→ **The problem**:
Count only the lines of the records that hold "Selling", then give the number without any other words.

Excerpts from an interface dataset
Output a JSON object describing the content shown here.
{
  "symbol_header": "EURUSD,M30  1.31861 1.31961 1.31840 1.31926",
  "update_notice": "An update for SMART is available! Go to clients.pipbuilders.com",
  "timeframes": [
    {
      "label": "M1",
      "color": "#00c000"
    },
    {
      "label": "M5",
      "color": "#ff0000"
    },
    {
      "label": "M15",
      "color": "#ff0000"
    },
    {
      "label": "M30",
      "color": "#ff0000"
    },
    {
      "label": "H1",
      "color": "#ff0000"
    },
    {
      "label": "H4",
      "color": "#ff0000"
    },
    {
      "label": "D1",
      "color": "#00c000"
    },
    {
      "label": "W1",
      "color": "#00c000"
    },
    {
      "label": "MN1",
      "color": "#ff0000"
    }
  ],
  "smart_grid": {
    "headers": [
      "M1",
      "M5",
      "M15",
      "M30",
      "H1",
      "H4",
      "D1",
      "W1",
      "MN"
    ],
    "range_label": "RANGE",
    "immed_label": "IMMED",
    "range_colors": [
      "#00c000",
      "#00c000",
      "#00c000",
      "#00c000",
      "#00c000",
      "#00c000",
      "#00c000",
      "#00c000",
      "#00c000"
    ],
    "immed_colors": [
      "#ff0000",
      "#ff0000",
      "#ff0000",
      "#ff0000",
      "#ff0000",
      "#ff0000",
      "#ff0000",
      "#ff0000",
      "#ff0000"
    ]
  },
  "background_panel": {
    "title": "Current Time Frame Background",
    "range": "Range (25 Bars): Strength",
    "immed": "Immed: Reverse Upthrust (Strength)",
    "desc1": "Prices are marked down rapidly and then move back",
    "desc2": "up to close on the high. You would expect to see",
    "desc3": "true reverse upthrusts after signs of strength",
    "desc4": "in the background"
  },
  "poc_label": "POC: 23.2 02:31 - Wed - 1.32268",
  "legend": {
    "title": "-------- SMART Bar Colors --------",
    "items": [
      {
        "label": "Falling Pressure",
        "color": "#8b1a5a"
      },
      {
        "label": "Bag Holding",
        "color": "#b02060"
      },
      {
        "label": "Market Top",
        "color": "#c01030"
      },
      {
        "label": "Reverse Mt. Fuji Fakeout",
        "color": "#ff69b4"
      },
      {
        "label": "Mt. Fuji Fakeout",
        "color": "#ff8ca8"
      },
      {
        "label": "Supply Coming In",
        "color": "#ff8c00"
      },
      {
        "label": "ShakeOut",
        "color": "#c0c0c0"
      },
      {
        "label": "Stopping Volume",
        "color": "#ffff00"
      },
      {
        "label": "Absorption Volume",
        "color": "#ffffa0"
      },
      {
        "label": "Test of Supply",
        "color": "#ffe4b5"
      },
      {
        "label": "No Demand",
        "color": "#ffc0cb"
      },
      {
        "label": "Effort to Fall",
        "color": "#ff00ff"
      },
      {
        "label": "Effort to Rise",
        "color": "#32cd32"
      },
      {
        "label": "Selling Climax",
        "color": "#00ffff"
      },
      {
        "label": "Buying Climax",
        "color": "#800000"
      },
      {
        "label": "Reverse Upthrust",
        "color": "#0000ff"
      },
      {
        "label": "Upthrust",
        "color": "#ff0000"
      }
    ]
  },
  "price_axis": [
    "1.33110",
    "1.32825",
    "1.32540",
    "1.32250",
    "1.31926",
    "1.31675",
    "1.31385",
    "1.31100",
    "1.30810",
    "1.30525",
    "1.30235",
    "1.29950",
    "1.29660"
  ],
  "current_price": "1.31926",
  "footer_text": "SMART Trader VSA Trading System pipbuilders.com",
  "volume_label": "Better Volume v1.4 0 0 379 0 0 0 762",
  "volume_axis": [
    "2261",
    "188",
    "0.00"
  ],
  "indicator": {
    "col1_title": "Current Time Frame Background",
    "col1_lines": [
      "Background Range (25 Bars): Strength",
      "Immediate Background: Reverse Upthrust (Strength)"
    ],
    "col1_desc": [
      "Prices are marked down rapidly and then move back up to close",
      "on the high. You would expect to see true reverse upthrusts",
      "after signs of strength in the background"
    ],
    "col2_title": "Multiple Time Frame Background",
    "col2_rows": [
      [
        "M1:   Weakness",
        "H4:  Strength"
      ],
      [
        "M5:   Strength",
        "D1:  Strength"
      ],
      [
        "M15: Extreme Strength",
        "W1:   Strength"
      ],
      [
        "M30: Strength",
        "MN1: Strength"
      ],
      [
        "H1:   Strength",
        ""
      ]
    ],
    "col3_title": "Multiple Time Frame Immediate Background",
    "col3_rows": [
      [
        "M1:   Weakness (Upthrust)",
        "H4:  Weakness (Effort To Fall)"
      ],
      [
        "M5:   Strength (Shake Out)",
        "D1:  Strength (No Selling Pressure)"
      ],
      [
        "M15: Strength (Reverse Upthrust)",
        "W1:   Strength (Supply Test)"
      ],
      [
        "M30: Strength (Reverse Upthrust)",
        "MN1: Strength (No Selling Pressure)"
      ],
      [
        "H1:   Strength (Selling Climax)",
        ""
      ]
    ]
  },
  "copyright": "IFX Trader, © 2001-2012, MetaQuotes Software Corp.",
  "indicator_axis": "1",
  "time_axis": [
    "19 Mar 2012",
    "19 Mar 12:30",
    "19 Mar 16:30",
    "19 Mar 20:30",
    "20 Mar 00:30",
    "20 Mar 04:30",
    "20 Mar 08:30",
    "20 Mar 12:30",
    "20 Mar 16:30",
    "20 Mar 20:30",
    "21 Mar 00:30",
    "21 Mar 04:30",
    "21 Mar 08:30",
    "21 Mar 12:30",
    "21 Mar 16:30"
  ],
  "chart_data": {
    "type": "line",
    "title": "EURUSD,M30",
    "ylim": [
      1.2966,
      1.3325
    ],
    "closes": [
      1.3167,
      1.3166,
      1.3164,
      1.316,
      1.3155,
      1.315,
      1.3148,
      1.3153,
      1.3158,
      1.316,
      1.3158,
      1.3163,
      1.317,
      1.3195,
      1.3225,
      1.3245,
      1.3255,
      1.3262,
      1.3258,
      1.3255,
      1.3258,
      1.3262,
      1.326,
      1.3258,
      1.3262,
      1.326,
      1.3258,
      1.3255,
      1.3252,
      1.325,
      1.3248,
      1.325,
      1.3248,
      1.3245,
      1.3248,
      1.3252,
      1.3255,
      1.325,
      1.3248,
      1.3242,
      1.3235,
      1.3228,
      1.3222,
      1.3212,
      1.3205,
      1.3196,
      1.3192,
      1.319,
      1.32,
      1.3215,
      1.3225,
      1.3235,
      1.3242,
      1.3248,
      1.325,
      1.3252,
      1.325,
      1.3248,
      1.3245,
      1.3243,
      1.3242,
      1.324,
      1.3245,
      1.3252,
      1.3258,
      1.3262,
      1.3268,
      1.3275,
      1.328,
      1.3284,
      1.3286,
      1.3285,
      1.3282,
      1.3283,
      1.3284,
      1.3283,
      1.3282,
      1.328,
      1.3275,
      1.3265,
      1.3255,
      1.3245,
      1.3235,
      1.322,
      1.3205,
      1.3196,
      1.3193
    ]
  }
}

→ **Exercise result**:
4